On this edition of ST, we speak by phone with Adam Makos: a longtime journalist and military historian who's also the editor of the military-themed magazine, Valor. Makos is likewise the co-author of the bestselling nonfiction account, "A Higher Call: An Incredible True Story of Combat and Chivalry in the War-Torn Skies of World War II," which is just recently out in paperback.
Our guest on ST is Anne Hyde, the William R. Hochman Professor of History at Colorado College. She'll be giving the 2014 H.G. Barnard Distinguished Lecture, which is presented annually by the TU Department of History, tonight (Tuesday the 25th) at the Gilcrease Museum Auditorium here in Tulsa. The lecture begins at the 7pm and is free to the public. Prof. Hyde, who mainly teaches courses on the history of Native America as well as that of North America, received her A.B. degree in American Studies from Mount Holyoke College and her M.A.
On this edition of our show, in honor of Presidents' Day, we revisit, and reassess, an American leader who's seen by many as a brilliant general but a rather less-than-brilliant president. Today's ST is an encore presentation of an interesting discussion that we first aired in October 2012. At that time, we chatted with the bestselling author and acclaimed historian, H.W. Brands, who's the Dickson Allen Anderson Professor of History at the University of Texas at Austin. We spoke with Prof.
On this edition of ST, an interesting chat with Andrew Carroll, a writer and historian best known for the Legacy Project, which he created, and which tirelessly archives wartime correspondence as culled from across the nation; Carroll is also known for "War Letters," a bestselling book which he edited, and which inspired an acclaimed PBS documentary.
On this edition of The Best of StudioTulsa, we're listening back to our chat with A. Scott Berg, whose bestselling, highly regarded biographies include "Max Perkins: Editor of Genius" (winner of the National Book Award), "Goldwyn," "Lindbergh" (winner of the Pulitzer Prize), and "Kate Remembered." Berg's newest book is a life of America's 28th President, Woodrow Wilson (1856-1924) --- it's titled simply "Wilson" --- and the Ft. Worth Star-Telegram calls it "a work of spectacular artistry and objective workmanship....
On this installment of ST, we speak by phone with Dr. Richard Kurin, the Smithsonian Institution's Under Secretary for History, Art, and Culture, who oversees most of the organization's various museums as well as many of its educational programs. An anthropologist and cultural historian by training, and a former Fulbright fellow with a doctorate from the University of Chicago, Dr.

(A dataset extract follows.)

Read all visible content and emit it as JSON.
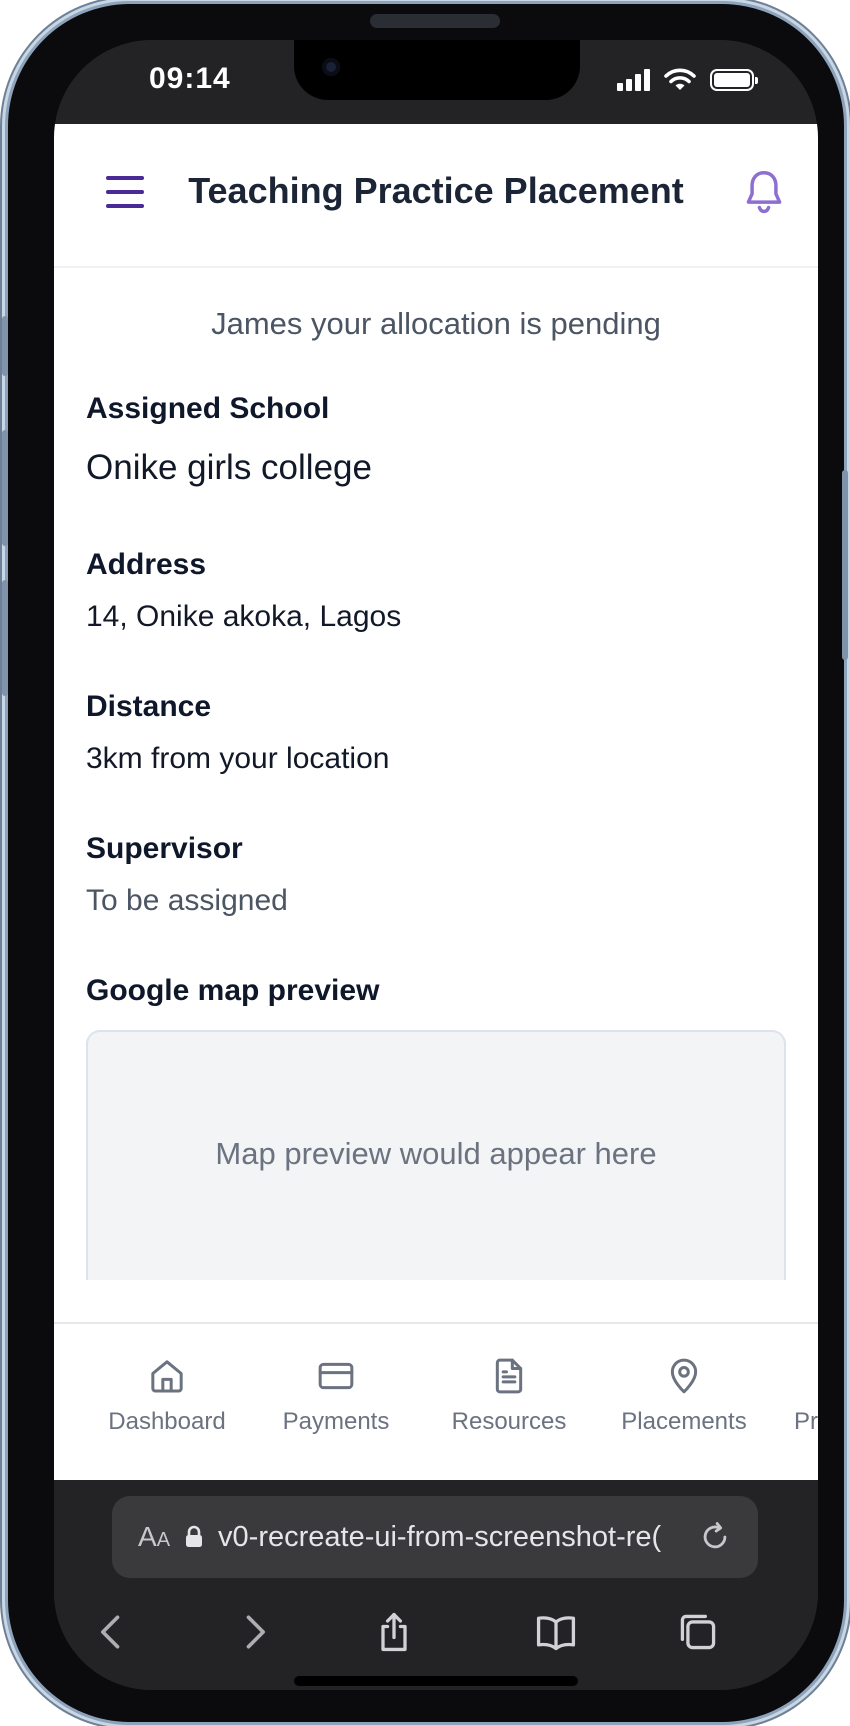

(Please note: This show first aired earlier this year.) Our guest is the celebrated American author, Philip Caputo, who was a Pulitzer Prize-winning journalist in Chicago before going on to write several notable works of fiction, nonfiction, and memoir, including 1977's "A Rumor of War," one of the most highly praised and widely read volumes ever published on the Vietnam War.
On this installment of StudioTulsa, we speak by phone with A. Scott Berg, whose bestselling, highly regarded biographies include "Max Perkins: Editor of Genius" (winner of the National Book Award), "Goldwyn," "Lindbergh" (winner of the Pulitzer Prize), and "Kate Remembered." Berg's newest book is a life of America's 28th President, Woodrow Wilson (1856-1924) --- it's titled simply "Wilson" --- which the Ft. Worth Star-Telegram has called: "A work of spectacular artistry and objective workmanship....

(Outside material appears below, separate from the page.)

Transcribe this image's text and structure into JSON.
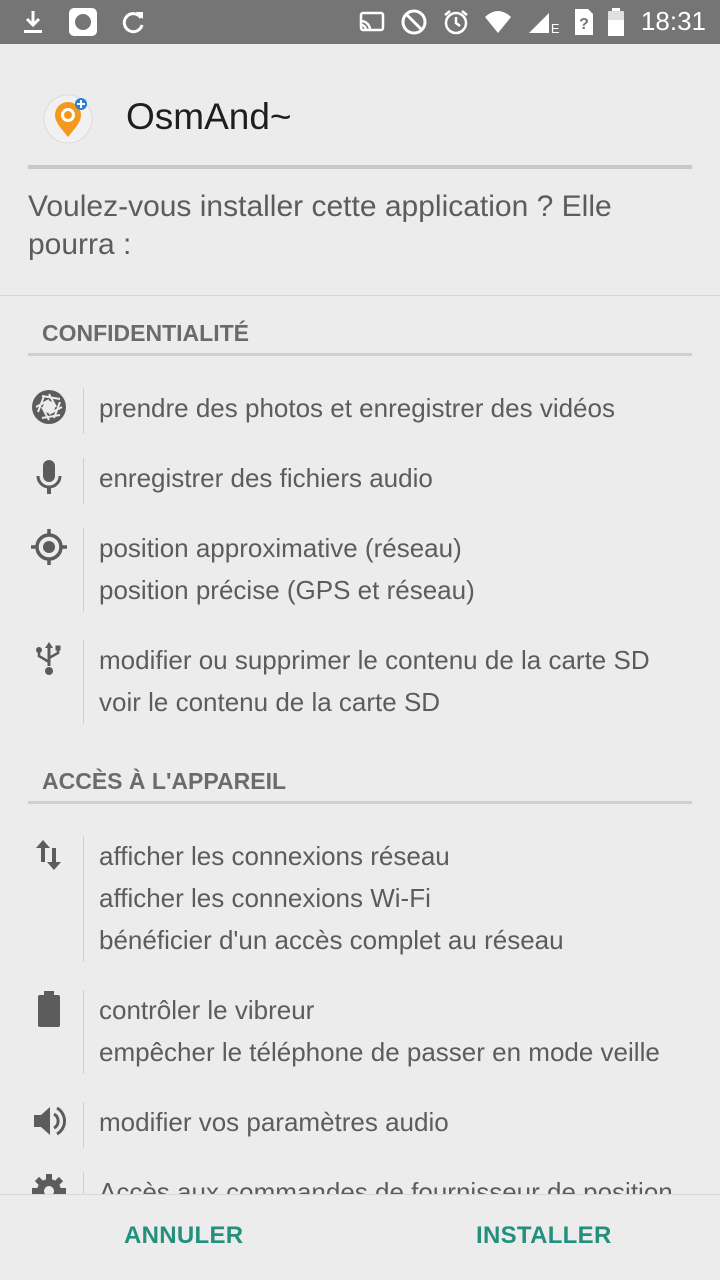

Our guest is Ari Kelman, an Associate Professor of History at the University of California at Davis. Prof. Kelman discusses his interesting new book, "A Misplaced Massacre: Struggling Over the Memory of Sand Creek," which was published earlier this year by Harvard University Press. As we read of this volume at the Harvard U.
On this edition of ST, we welcome Linda Barnickel, a former Tulsa resident with master's degrees from the University of Wisconsin-Madison and The Ohio State University who now works as an archivist, researcher, and writer in Nashville. She's also the author of "Milliken's Bend: A Civil War Battle in History and Memory" (LSU Press). In June of 1863, on the banks of the mighty Mississippi, at Milliken's Bend, Louisiana, a Union force composed mainly of former slaves met their Confederate foes in one of the most vicious --- and most "hand-to-hand" --- small battles of the entire Civil War.